We stayed in a house in the Vedado neighborhood of Havana for $50 a night for all three of us. The house manager, a lovely woman named Cristina, lived next door and saw to our every need, including preparing a sumptuous breakfast for an additional $5 each that included fruit, fresh-squeezed juice, eggs, grilled ham and cheese sandwiches, bread and butter, and coffee. Through her, we met Oscar, who met us at the airport and was our driver and tour guide the four days we were there; his prices were far lower than those of the taxistas in Old Havana. He spoke some English – Cristina spoke very little – but I had ample opportunity throughout our stay to use my halting Spanish learned years ago.
Highlights in Havana were Old Havana with its stately buildings (some in disrepair but many restored or in the process of being restored), squares, inviting streets, shops, and cafes, and the ubiquitous vintage cars. Though we brought money belts, we never wore them because we felt so safe. Within walking distance of our lodging was the immense Christopher Columbus Cemetery, part breathtaking and part crumbling ruins, with the most beautiful angel statues I’ve ever seen. But the most fascinating place we visited was Fusterlandia, a fantastical neighborhood covered in mosaic tiles that defies description but must be seen.
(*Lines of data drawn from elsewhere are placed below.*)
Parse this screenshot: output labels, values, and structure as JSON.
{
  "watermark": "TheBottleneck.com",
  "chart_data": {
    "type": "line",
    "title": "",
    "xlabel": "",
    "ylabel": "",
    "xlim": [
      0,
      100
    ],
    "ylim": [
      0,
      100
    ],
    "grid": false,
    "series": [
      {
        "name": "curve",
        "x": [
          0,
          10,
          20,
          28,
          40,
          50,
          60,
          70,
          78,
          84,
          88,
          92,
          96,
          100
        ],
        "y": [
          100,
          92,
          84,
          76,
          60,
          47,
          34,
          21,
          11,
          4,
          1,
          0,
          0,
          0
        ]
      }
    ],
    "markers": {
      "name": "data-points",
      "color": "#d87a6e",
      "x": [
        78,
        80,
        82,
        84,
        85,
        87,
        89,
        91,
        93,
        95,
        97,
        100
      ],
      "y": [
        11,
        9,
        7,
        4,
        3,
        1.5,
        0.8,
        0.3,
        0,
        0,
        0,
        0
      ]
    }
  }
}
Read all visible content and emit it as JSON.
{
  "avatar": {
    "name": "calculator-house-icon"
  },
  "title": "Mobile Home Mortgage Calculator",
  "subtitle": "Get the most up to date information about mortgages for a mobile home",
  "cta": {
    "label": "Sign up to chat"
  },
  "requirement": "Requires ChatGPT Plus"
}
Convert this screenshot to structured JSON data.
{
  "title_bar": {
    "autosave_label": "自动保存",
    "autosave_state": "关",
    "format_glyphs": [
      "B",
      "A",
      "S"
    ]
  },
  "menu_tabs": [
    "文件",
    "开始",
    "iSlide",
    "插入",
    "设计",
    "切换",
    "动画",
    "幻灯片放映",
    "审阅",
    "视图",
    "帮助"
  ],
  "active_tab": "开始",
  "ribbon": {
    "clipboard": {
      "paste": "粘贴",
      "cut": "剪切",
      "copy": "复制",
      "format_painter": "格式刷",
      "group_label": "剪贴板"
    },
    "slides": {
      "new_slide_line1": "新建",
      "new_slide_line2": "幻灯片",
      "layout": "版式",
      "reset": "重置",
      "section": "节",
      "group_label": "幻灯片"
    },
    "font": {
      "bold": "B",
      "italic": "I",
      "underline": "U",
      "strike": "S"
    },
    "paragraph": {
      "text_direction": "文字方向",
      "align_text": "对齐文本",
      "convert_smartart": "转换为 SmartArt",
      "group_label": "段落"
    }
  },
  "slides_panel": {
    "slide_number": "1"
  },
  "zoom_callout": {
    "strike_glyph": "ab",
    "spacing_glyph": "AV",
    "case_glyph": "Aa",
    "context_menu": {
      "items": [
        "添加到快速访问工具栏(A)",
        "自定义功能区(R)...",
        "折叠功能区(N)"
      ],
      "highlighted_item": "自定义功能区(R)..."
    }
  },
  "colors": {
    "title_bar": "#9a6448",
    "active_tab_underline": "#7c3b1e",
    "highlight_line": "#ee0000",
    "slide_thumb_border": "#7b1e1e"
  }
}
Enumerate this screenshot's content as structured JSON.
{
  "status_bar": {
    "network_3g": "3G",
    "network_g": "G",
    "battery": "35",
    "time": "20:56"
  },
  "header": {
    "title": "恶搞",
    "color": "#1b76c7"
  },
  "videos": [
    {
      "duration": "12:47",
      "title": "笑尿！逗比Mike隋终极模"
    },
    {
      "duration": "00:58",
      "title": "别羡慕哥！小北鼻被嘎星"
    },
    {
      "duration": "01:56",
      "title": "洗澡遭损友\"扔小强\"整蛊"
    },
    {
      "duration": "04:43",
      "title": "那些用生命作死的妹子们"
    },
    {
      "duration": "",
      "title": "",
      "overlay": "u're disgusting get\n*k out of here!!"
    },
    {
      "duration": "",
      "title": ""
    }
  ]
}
One day we took a twelve-hour day trip to the Vinales Valley and Pinar del Rio Province, at the western end of the island, where we saw tobacco fields, colorful farmhouses, Cuba’s version of Rocky Mountains, and an enormous mural on a cliff of prehistoric creatures and humans. Our tour bus carried a mini-United Nations, with travelers from all over the world. For a change of pace, we spent the last few days of our trip in the pretty colonial town of Trinidad, filled with excellent restaurants where musicians played salsa music nonstop. A wonderful Caribbean beach, Playa Ancon, was a half hour away by taxi.
In closing, some random observations: Cubans are a warm and welcoming people. They are also impressively fit; we saw no obesity. We also saw no abject poverty. Although there were posters and souvenirs with Che Guevara’s image everywhere, we saw none of Fidel Castro, whom everyone calls Fidel, except in a few photos in museums. We were told Castro had decreed that that be the case. He is not buried in the large cemetery in Havana, but in the small village where he was born. Despite the absence of Americans until recently, Cuba welcomes a multitude of tourists each year, first among them Canadians, Germans, and Spaniards. During our short visit, we met people from Japan, Greece, Turkey, Colombia (South America), the Bahamas, Sweden, England, and Latvia. The two American tour groups I saw were African American, an excellent choice, given Cuba’s African heritage.
Friends often ask if we’d return to Cuba. In a heartbeat.